AK: I was surprised by it, but I also know it’s season six. It’s our final season, so we need to start going a little bit, not just big, but just being provocative and throwing really challenging and difficult wrenches into the machine. I think having a child is a huge challenge. The decision of whether to keep it or not, just starting there, is a huge thing that I think she is going to be wrestling with for a while. So in the context of the grand scheme of things, I did have some appreciation of where it was coming from.
AVC: Do you think it’s important that the show ends with realizations of maturity for its characters or no?
AK: I think we shouldn’t have the same type of resolution or conclusions across the board. I think the succinct answer is there should be, in my opinion, some variations. Some people should have more levels of maturity than others, but you know to have a show that’s grounded, tethered to reality, if you follow a group of people for six years and you show no maturity, I think that would be inaccurate. They’ve all matured. Some faster than others, some in more tortured ways than others. One step forward, two steps back, type of stuff. But I think, ultimately, as we go to the last leg of the show itself, I would say the majority of characters we will send them off showing that they have learned a lot along the way.
AVC: How do you evaluate Ray’s path for yourself over the course of the show?
AK: I think when we’re originally introduced to him, he’s this guy just screaming a lot, and he’s got a lot of judgments and cynicism and unresolved anger. But as we get to know him, especially in season two, we’re starting to explore the underpinnings of that rage. Why is he so angry? What’s motivated him? What is the fire that’s driving all of this? In season three and four, largely through his relationship with Shoshanna and others, we start to kind of see him get a little bit of perspective and clarity on these issues. And then hopefully in the last leg of the series itself we start him not only getting perspective but actually making pivots based on that perspective and sort of cleaning house a little bit.
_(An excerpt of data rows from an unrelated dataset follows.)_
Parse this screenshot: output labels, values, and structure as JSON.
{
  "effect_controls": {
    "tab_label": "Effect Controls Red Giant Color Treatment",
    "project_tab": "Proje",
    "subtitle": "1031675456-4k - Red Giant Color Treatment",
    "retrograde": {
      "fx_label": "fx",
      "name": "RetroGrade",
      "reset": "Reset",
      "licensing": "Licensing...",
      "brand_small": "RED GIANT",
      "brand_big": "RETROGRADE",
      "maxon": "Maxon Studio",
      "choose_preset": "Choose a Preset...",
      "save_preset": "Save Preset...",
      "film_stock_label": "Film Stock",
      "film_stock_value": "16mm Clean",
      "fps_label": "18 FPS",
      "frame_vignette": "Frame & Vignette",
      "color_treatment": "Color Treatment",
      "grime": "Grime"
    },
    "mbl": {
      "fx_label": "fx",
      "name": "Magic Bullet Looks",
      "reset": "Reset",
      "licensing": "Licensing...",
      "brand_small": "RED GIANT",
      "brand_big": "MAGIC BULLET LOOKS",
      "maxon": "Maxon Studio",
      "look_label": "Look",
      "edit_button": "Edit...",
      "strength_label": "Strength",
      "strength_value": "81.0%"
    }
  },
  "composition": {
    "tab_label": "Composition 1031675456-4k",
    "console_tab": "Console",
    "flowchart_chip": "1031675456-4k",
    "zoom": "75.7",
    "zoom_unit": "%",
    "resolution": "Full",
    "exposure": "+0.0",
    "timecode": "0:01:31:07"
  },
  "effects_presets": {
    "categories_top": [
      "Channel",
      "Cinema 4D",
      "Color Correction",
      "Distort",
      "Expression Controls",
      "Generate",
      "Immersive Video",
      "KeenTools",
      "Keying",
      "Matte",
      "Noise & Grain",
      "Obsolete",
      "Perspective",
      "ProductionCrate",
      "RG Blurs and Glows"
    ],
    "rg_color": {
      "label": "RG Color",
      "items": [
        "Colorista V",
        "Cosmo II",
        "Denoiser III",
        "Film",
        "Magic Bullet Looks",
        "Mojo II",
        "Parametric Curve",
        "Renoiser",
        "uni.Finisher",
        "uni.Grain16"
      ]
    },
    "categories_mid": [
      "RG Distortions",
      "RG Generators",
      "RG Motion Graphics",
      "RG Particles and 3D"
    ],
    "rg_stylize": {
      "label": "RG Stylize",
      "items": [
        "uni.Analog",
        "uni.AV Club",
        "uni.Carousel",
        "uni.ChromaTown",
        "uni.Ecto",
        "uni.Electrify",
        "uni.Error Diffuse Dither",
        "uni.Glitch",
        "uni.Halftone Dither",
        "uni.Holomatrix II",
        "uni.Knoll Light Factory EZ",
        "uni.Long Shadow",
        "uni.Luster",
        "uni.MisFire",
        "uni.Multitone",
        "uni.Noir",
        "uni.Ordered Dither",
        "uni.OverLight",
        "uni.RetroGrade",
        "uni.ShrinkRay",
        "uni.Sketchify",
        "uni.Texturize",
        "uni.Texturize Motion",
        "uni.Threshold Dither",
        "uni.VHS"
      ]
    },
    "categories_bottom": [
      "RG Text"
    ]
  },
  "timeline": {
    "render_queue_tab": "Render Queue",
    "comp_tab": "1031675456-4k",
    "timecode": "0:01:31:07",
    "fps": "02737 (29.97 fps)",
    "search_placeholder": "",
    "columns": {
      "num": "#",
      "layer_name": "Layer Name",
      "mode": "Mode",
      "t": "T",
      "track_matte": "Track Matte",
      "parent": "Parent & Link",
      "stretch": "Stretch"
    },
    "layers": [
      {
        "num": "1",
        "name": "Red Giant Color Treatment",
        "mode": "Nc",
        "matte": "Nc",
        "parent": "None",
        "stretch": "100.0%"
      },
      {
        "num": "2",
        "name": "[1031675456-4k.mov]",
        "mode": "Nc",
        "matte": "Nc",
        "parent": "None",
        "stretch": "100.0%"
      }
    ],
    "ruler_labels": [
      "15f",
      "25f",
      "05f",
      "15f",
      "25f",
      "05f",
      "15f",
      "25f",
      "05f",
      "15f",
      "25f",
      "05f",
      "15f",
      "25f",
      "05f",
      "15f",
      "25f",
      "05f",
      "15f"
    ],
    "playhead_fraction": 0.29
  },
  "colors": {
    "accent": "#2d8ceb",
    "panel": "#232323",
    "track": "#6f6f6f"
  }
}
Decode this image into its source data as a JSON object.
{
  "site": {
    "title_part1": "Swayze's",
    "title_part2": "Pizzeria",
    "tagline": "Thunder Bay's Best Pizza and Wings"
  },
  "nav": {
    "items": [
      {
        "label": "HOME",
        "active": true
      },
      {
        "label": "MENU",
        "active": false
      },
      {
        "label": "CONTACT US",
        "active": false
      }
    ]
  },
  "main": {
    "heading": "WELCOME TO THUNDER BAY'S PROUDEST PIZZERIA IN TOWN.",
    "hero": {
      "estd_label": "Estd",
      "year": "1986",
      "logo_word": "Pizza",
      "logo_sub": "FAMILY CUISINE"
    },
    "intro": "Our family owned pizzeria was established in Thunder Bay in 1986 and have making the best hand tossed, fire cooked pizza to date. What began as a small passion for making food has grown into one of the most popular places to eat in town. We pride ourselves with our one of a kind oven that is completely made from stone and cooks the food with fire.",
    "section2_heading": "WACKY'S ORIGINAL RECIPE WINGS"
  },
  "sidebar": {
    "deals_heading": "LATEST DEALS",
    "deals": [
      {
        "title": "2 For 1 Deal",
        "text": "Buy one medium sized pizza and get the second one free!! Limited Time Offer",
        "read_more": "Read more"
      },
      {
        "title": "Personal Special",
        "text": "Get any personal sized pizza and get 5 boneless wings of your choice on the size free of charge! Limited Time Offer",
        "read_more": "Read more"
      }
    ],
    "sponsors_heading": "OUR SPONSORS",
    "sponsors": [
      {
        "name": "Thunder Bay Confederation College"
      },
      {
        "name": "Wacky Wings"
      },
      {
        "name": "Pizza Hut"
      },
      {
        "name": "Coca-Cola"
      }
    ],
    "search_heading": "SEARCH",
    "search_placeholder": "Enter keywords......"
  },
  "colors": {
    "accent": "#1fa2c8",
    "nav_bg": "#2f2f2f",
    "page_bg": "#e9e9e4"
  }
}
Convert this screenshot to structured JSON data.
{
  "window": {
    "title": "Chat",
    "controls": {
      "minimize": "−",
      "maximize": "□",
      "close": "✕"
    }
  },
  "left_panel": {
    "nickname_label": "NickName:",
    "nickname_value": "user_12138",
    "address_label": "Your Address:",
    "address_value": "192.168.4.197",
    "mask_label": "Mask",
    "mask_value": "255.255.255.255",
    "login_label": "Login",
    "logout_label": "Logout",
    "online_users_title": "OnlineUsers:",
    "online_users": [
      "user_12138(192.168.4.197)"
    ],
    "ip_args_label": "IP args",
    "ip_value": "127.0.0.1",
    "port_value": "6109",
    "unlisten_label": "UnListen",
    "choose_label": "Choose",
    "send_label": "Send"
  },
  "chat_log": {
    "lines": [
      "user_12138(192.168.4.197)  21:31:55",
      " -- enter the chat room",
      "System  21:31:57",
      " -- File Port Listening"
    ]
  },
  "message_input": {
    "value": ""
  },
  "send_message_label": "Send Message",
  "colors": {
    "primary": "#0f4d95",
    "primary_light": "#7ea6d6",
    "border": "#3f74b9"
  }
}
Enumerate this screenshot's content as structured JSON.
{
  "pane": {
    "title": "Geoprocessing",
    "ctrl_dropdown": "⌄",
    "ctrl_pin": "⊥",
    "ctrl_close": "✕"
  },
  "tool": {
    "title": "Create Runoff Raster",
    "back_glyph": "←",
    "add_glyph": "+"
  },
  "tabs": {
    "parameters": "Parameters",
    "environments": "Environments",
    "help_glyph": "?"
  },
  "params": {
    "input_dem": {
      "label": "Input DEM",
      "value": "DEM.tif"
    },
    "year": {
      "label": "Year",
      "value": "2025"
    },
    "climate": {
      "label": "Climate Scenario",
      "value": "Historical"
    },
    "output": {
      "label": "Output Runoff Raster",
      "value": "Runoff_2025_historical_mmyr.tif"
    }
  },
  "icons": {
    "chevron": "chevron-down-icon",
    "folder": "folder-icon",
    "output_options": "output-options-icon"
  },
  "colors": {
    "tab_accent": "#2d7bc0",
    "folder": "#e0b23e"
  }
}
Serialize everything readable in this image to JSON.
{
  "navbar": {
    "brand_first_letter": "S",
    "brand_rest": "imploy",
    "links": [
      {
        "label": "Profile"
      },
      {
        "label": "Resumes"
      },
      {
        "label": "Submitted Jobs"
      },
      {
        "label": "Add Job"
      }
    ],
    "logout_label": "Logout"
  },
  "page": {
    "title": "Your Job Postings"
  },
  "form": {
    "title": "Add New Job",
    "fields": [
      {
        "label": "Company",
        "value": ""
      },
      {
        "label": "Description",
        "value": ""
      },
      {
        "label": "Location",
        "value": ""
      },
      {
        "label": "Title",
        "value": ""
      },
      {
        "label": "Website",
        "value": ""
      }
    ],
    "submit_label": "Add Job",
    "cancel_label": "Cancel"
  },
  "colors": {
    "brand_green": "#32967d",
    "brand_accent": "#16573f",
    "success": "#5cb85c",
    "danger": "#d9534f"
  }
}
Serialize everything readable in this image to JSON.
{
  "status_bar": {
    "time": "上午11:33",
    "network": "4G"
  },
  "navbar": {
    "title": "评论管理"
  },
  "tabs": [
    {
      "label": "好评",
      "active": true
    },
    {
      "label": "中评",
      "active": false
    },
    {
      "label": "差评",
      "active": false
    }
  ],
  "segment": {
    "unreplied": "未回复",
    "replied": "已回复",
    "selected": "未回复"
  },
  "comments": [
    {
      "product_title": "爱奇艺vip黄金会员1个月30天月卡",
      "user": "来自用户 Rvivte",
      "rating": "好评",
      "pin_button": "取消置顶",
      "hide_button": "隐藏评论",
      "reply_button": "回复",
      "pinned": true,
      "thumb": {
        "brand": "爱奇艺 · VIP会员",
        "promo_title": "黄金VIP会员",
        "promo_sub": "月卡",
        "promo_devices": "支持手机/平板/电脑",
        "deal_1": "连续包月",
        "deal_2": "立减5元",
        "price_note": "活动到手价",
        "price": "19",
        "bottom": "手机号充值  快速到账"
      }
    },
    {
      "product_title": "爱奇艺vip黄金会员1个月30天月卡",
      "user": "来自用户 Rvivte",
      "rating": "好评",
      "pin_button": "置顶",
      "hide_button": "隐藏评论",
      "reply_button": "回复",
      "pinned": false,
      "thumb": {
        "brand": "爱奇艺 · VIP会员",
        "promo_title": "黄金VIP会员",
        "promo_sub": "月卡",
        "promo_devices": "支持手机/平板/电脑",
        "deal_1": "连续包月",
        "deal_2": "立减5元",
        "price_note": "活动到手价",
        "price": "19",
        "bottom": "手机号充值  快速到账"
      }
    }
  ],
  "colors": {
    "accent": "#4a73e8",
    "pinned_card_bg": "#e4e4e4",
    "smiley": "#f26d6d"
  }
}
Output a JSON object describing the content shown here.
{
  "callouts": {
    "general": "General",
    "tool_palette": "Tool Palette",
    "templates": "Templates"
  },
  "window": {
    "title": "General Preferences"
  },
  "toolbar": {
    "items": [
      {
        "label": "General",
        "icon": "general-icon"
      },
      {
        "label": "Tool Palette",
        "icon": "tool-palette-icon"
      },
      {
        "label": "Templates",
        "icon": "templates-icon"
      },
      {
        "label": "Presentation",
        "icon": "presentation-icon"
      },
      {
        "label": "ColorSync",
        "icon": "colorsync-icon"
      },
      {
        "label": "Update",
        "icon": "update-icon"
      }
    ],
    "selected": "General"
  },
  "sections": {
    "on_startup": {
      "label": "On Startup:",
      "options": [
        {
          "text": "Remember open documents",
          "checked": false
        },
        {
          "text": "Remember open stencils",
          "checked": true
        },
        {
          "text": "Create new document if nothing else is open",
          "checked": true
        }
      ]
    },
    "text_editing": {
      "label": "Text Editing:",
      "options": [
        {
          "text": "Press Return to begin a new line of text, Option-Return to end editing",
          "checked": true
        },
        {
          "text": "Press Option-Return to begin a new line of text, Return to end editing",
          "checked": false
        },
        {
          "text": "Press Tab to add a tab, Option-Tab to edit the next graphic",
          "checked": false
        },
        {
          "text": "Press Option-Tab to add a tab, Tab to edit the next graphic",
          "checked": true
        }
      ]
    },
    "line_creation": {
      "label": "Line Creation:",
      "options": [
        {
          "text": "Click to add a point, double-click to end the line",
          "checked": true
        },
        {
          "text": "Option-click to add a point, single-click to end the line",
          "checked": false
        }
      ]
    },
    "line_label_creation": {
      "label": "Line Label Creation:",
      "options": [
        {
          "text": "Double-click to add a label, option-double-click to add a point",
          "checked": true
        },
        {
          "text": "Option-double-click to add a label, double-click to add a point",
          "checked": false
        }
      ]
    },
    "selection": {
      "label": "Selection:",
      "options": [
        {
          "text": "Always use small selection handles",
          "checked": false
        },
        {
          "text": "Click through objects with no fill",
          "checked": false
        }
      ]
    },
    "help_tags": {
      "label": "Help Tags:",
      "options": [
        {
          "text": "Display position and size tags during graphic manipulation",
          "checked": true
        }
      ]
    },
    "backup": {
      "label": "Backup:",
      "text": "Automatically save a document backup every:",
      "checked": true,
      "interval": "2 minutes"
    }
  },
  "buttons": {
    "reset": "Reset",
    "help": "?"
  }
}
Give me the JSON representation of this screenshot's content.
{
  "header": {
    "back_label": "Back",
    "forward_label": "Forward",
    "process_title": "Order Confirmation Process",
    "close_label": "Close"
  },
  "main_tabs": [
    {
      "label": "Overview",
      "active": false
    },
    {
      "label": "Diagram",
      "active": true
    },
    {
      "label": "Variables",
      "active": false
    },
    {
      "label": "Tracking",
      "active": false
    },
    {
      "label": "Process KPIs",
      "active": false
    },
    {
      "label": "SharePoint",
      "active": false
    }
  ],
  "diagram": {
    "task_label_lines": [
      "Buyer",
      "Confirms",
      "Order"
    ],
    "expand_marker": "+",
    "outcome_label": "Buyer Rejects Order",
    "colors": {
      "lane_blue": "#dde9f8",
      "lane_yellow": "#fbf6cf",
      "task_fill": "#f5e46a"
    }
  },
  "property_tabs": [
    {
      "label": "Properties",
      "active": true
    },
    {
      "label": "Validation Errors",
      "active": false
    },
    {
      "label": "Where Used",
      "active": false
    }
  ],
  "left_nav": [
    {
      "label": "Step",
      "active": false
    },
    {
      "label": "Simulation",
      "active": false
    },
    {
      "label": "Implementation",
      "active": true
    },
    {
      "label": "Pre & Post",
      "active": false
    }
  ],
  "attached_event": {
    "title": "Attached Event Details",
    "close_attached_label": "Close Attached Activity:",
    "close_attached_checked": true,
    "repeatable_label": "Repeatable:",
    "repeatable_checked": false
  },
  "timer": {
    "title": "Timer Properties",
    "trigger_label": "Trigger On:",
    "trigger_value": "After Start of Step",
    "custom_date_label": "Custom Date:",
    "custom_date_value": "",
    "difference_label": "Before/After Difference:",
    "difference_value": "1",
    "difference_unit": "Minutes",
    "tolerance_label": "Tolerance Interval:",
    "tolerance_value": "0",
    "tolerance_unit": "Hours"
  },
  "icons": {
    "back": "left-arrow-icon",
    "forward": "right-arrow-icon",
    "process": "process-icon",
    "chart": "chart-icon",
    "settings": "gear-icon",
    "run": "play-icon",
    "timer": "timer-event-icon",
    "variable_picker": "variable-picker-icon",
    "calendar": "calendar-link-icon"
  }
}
AVC: You said that Ray’s coming story will deal with gentrification. Do you feel like that will be in conversation with the show’s overarching take on gentrification?
AK: I’m not sure if I see a parallel. I think it was really important for Lena initially, six years ago when we started the show, to show a Brooklyn that was reflective of the Brooklyn that was really there at that time. In six years, the Williamsburg and Greenpoint neighborhoods where the show takes place has changed so radically. I think the show has tried to keep up with that as much as possible in skewering it, but also just showing its undeniable reverberations on the neighborhood in grander terms. Sort of a bridge between those two things might be that coffee shop, Helvetica, that opens across the street. It’s just like these are the people that are now taking over, that are now in fashion, and it came very suddenly and very aggressively.
AVC: There’s a sentimentality for Ray’s relationship with Shoshanna, especially seeing them grow up and become more compatible than they were when the show began. Are you saying that’s not going to happen—we’re not going to see some resolution for those two? Would that be something you wanted?
AK: I have mixed feelings whether or not I wanted that. There’s a part of me that knows these are two freaks who have a beautiful chemistry, and they can definitely vibrate on the same frequency, and that’s something that really brought them together, and I think we’ll always keep them together as friends, but they’re difficult people. Especially, Ray. Shoshanna has also got her issues. When you’ve got two difficult weirdos, it’s hard to find a relationship stability in there. I don’t know if I’m rooting for these two people that I like a lot, Ray and Shosh, to kind of be frustrated by each other. They’re always going to be friends, and I think the specter of being more than friends will always be pulsing on the horizon with them.